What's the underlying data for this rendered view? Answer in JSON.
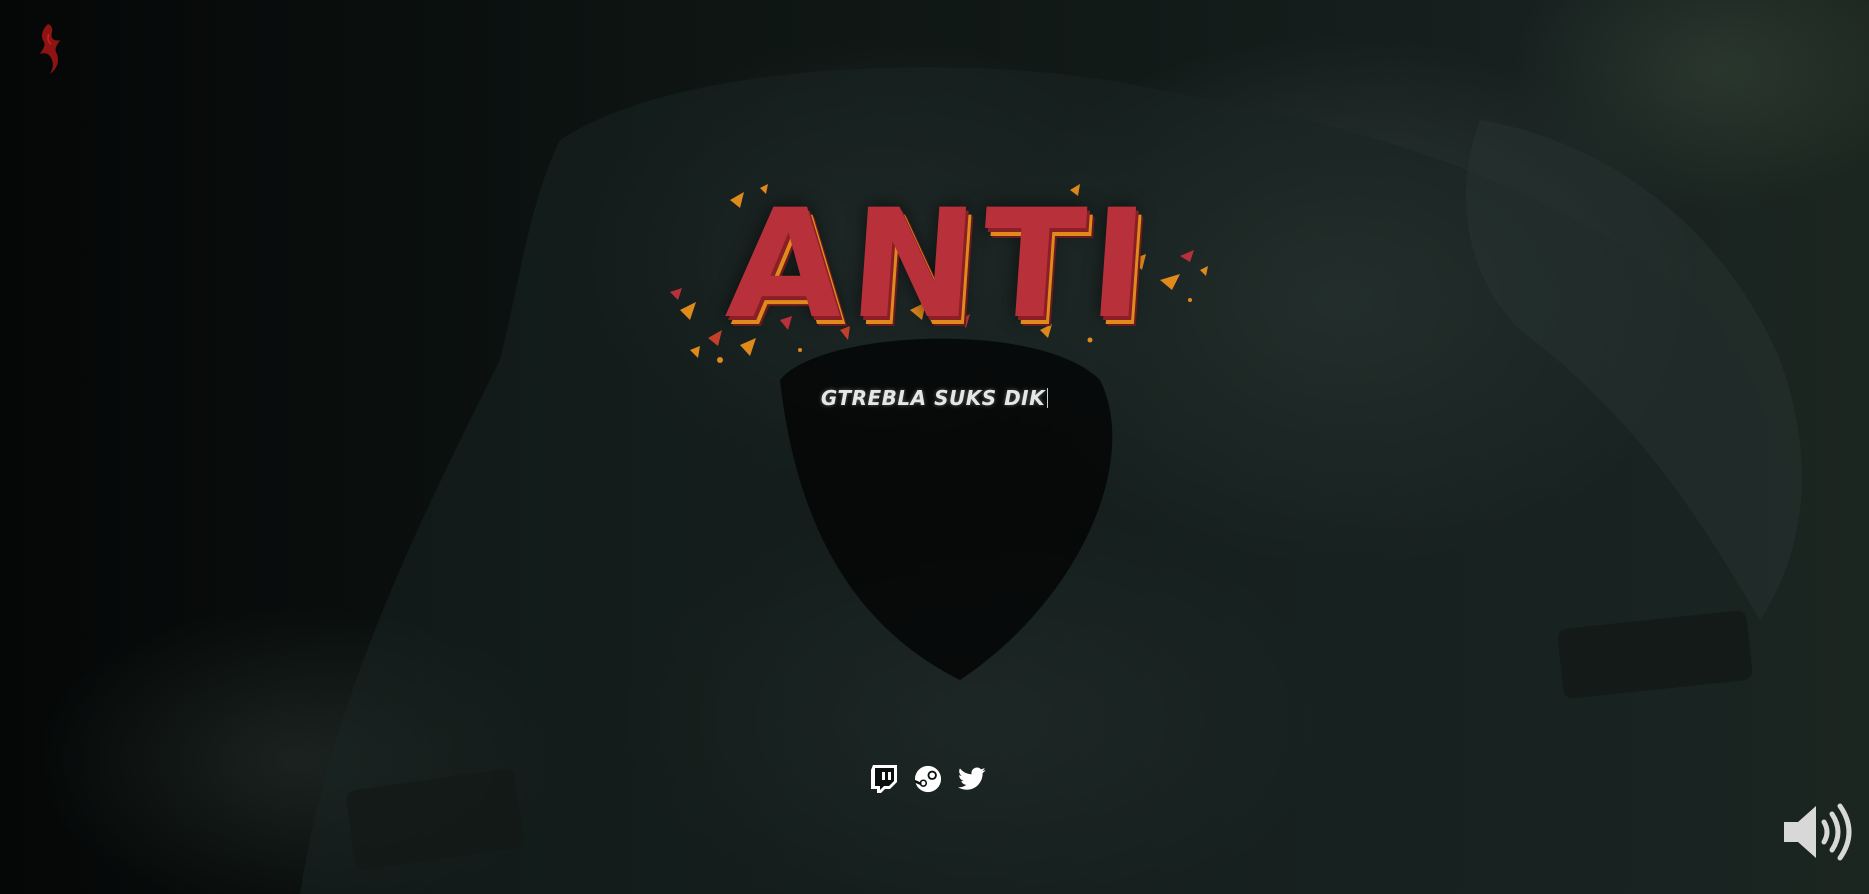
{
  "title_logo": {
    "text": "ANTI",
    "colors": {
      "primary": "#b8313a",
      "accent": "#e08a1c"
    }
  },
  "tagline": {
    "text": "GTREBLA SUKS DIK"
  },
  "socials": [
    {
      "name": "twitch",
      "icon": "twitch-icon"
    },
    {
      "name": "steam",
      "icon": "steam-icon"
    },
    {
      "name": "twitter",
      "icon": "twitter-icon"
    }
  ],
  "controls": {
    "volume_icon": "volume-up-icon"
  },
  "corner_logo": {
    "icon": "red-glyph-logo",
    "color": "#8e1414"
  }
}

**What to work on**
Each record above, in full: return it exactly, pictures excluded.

**Result**
What's the underlying data for this rendered view? Answer in JSON.
{
  "title_logo": {
    "text": "ANTI",
    "colors": {
      "primary": "#b8313a",
      "accent": "#e08a1c"
    }
  },
  "tagline": {
    "text": "GTREBLA SUKS DIK"
  },
  "socials": [
    {
      "name": "twitch",
      "icon": "twitch-icon"
    },
    {
      "name": "steam",
      "icon": "steam-icon"
    },
    {
      "name": "twitter",
      "icon": "twitter-icon"
    }
  ],
  "controls": {
    "volume_icon": "volume-up-icon"
  },
  "corner_logo": {
    "icon": "red-glyph-logo",
    "color": "#8e1414"
  }
}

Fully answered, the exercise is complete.